“There was nothing about her that would have invited evil into her life,” said Dana.
Mesa Police ruled out Loretta’s husband, Lynn, as a suspect. Witnesses, the timing of the murder and the DNA evidence cleared him.
“The closest motive that we would be comfortable arriving at is that maybe it was a burglary that was interrupted,” said Rasheta. “It’s possible when the husband arrived, that stopped the burglary. Or possibly it was someone high on drugs acting crazy not knowing what they were doing. But there isn’t a clear motive.”
Neighbors near University and Greenfield in Mesa told police at the time there had been burglaries in the area. It was just the couple’s second night living in the house. They purchased the duplex and were renovating it. Because Lynn’s car was gone that night, it’s possible the suspect believed the home was empty or filled with construction equipment.
Investigators interviewed dozens of homeowners in the area. Through the years, detectives have interviewed others connected to the case and collected DNA samples.
A palm print from the scene suggests the suspect is a male who is small in stature, or perhaps a juvenile.

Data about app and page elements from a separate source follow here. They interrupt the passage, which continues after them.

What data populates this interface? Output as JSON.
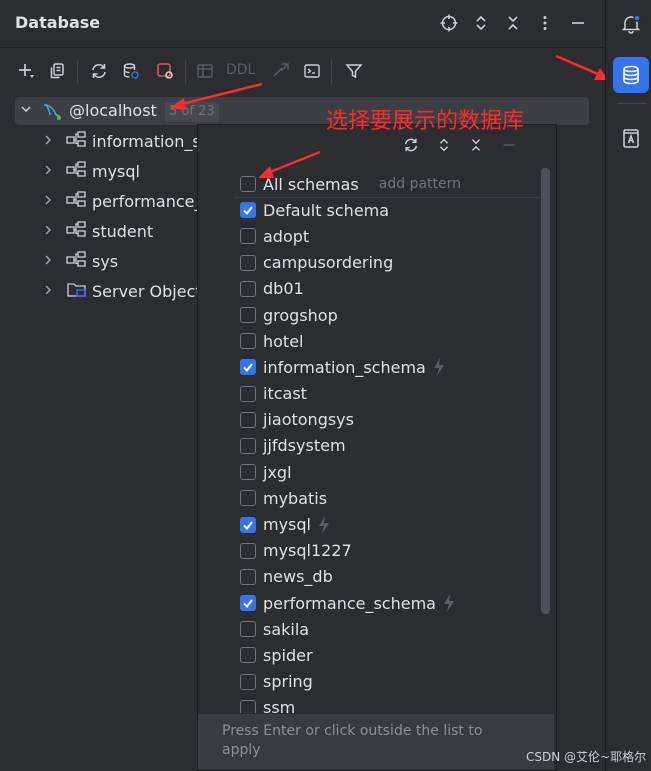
{
  "header": {
    "title": "Database"
  },
  "toolbar": {
    "ddl_label": "DDL"
  },
  "tree": {
    "root": {
      "label": "@localhost",
      "badge": "5 of 23"
    },
    "items": [
      {
        "label": "information_s"
      },
      {
        "label": "mysql"
      },
      {
        "label": "performance_"
      },
      {
        "label": "student"
      },
      {
        "label": "sys"
      },
      {
        "label": "Server Object"
      }
    ]
  },
  "annotation": "选择要展示的数据库",
  "schema_popup": {
    "all_schemas": {
      "label": "All schemas",
      "checked": false,
      "add_pattern": "add pattern"
    },
    "schemas": [
      {
        "name": "Default schema",
        "checked": true,
        "bolt": false
      },
      {
        "name": "adopt",
        "checked": false,
        "bolt": false
      },
      {
        "name": "campusordering",
        "checked": false,
        "bolt": false
      },
      {
        "name": "db01",
        "checked": false,
        "bolt": false
      },
      {
        "name": "grogshop",
        "checked": false,
        "bolt": false
      },
      {
        "name": "hotel",
        "checked": false,
        "bolt": false
      },
      {
        "name": "information_schema",
        "checked": true,
        "bolt": true
      },
      {
        "name": "itcast",
        "checked": false,
        "bolt": false
      },
      {
        "name": "jiaotongsys",
        "checked": false,
        "bolt": false
      },
      {
        "name": "jjfdsystem",
        "checked": false,
        "bolt": false
      },
      {
        "name": "jxgl",
        "checked": false,
        "bolt": false
      },
      {
        "name": "mybatis",
        "checked": false,
        "bolt": false
      },
      {
        "name": "mysql",
        "checked": true,
        "bolt": true
      },
      {
        "name": "mysql1227",
        "checked": false,
        "bolt": false
      },
      {
        "name": "news_db",
        "checked": false,
        "bolt": false
      },
      {
        "name": "performance_schema",
        "checked": true,
        "bolt": true
      },
      {
        "name": "sakila",
        "checked": false,
        "bolt": false
      },
      {
        "name": "spider",
        "checked": false,
        "bolt": false
      },
      {
        "name": "spring",
        "checked": false,
        "bolt": false
      },
      {
        "name": "ssm",
        "checked": false,
        "bolt": false
      }
    ],
    "footer": "Press Enter or click outside the list to apply"
  },
  "watermark": "CSDN @艾伦~耶格尔",
  "colors": {
    "accent": "#3574f0",
    "annotation": "#ff2a2a",
    "background": "#2b2d30"
  }
}
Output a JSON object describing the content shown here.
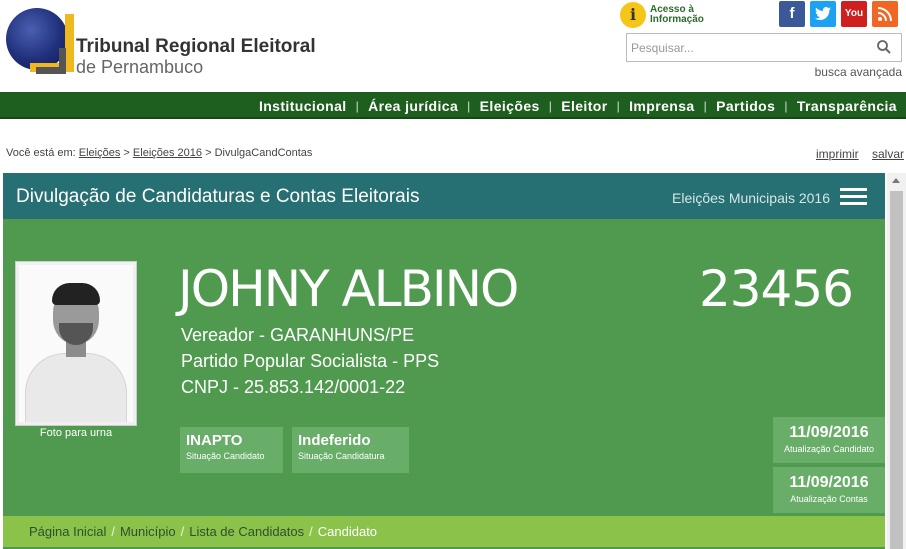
{
  "header": {
    "logo_title": "Tribunal Regional Eleitoral",
    "logo_subtitle": "de Pernambuco",
    "acesso_line1": "Acesso à",
    "acesso_line2": "Informação",
    "acesso_icon": "i",
    "social": {
      "facebook": "f",
      "twitter": "t",
      "youtube": "You",
      "rss": "rss"
    },
    "search_placeholder": "Pesquisar...",
    "advanced_search": "busca avançada"
  },
  "nav": {
    "items": [
      "Institucional",
      "Área jurídica",
      "Eleições",
      "Eleitor",
      "Imprensa",
      "Partidos",
      "Transparência"
    ],
    "separator": "|",
    "color": "#1e5e1e"
  },
  "breadcrumb": {
    "prefix": "Você está em:",
    "items": [
      "Eleições",
      "Eleições 2016"
    ],
    "sep": ">",
    "current": "DivulgaCandContas"
  },
  "tools": {
    "print": "imprimir",
    "save": "salvar"
  },
  "panel": {
    "title": "Divulgação de Candidaturas e Contas Eleitorais",
    "election": "Eleições Municipais 2016",
    "photo_caption": "Foto para urna",
    "candidate_name": "JOHNY ALBINO",
    "candidate_number": "23456",
    "office": "Vereador - GARANHUNS/PE",
    "party": "Partido Popular Socialista - PPS",
    "cnpj": "CNPJ - 25.853.142/0001-22",
    "status_candidate": "INAPTO",
    "status_candidate_label": "Situação Candidato",
    "status_candidacy": "Indeferido",
    "status_candidacy_label": "Situação Candidatura",
    "update_candidate_date": "11/09/2016",
    "update_candidate_label": "Atualização Candidato",
    "update_accounts_date": "11/09/2016",
    "update_accounts_label": "Atualização Contas",
    "header_color": "#266f73",
    "body_color": "#4f9a4f"
  },
  "subnav": {
    "items": [
      "Página Inicial",
      "Município",
      "Lista de Candidatos"
    ],
    "sep": "/",
    "current": "Candidato",
    "color": "#8bc34a"
  }
}
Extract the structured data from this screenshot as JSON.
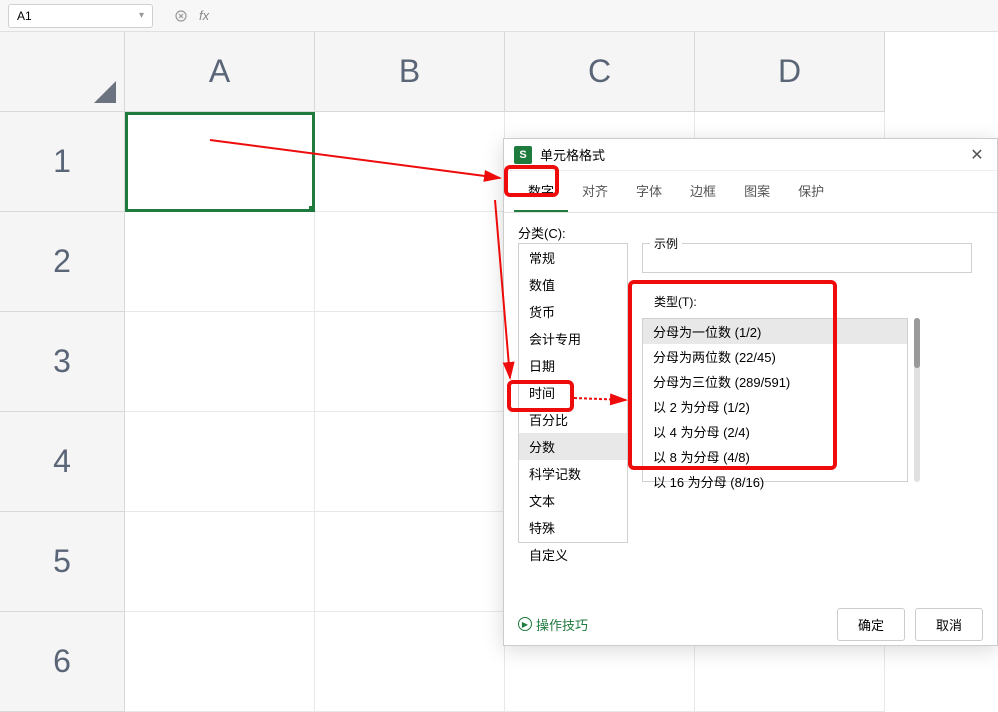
{
  "nameBox": {
    "value": "A1"
  },
  "fx": {
    "label": "fx"
  },
  "columns": [
    "A",
    "B",
    "C",
    "D"
  ],
  "rows": [
    "1",
    "2",
    "3",
    "4",
    "5",
    "6"
  ],
  "dialog": {
    "title": "单元格格式",
    "tabs": [
      "数字",
      "对齐",
      "字体",
      "边框",
      "图案",
      "保护"
    ],
    "categoryLabel": "分类(C):",
    "categories": [
      "常规",
      "数值",
      "货币",
      "会计专用",
      "日期",
      "时间",
      "百分比",
      "分数",
      "科学记数",
      "文本",
      "特殊",
      "自定义"
    ],
    "sampleLabel": "示例",
    "typeLabel": "类型(T):",
    "types": [
      "分母为一位数 (1/2)",
      "分母为两位数 (22/45)",
      "分母为三位数 (289/591)",
      "以 2 为分母 (1/2)",
      "以 4 为分母 (2/4)",
      "以 8 为分母 (4/8)",
      "以 16 为分母 (8/16)"
    ],
    "tipsLabel": "操作技巧",
    "okLabel": "确定",
    "cancelLabel": "取消"
  }
}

At one point earlier this year, Dana identified a male teen mentioned in investigative records who was living near the home at the time. Police intended to speak with him but never did.

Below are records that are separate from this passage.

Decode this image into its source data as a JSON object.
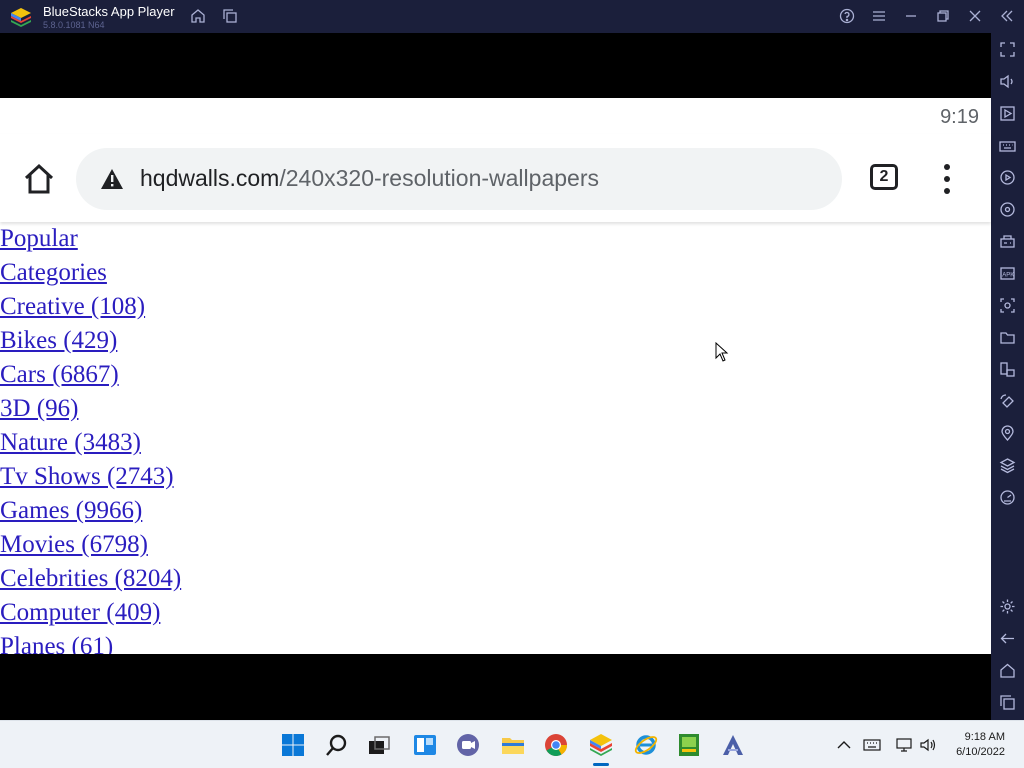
{
  "titlebar": {
    "app_name": "BlueStacks App Player",
    "version": "5.8.0.1081 N64"
  },
  "statusbar": {
    "time": "9:19"
  },
  "browser": {
    "url_domain": "hqdwalls.com",
    "url_path": "/240x320-resolution-wallpapers",
    "tab_count": "2"
  },
  "links": [
    "Popular",
    "Categories",
    "Creative (108)",
    "Bikes (429)",
    "Cars (6867)",
    "3D (96)",
    "Nature (3483)",
    "Tv Shows (2743)",
    "Games (9966)",
    "Movies (6798)",
    "Celebrities (8204)",
    "Computer (409)",
    "Planes (61)"
  ],
  "taskbar": {
    "time": "9:18 AM",
    "date": "6/10/2022"
  },
  "colors": {
    "bluestacks_chrome": "#1b1f3b",
    "link": "#2a1dbf",
    "taskbar": "#eef2f7"
  }
}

Dana also discovered through court records he had a juvenile criminal record and was later convicted of a burglary, using a similar technique to enter the building. There were other factors that made him a strong person of interest. Mesa Police subsequently obtained a search warrant and collected a DNA sample from him. It was not a match.
“I was sure we had found the guy, more than 95% sure,” Dana said.
The girl from Snowflake-Taylor
Loretta grew up in Snowflake-Taylor as Loretta McCray. She was kind and soft-spoken, loyal to her family and dedicated to her Latter-Day Saint faith.
“She was so innocent and naïve,” Dana said. “And beautiful. She didn’t know how beautiful she was.”
Loretta and Karen were pen pals when they weren’t visiting each other’s houses. Karen grew up in Tempe. Their bond went beyond blood.
“Her and I, our lives just paralleled each other. We graduated together. We went on missions together. We married our husbands a couple months apart,” Dana said, who adds they were supposed to “become old ladies together.”
Dana’s sense of loyalty to her cousin won’t allow her to stop searching for the killer.
“When I pass I want to look at her and say, ‘I never stopped’,” Dana said.
The infant girl who was spared harm during Loretta’s murder is now a 31-year-old wife and mother of three. Rochelle Blair was raised by her dad and her step-mother. It wasn’t until Rochelle began her own family that she took a stronger interest in learning about her biological mother.
“I decided to go to therapy and work through some of those feelings. It was important,” Rochelle said.
Rochelle says she came to peace with her mother’s death and she wears her wedding ring to remember her.
“When I first got married, my dad offered it to me, but at the time I didn’t feel comfortable to have it,” Rochelle said.
Rochelle says she hopes anyone with information about the killing will contact police, “even if it’s something small,” she said.
However, Rochelle said she is not going to attach herself to the outcome.
“Just because the person is caught, or apprehended or confesses to the crime, it’s not going to change what happened,” Rochelle said. “I need to move on and grow from it.”
Anyone with information about the case should call Silent Witness at 480-WITNESS. Lynn was killed in her home at 4700 E. Camino St. in Mesa. A light blue Nissan Pathfinder was seen driving in the area prior to the murder, and a light colored Chevrolet El Camino as observed as a suspicious vehicle in the area a week prior. Police are offering a reward of up to $1,000 for information that leads to an arrest.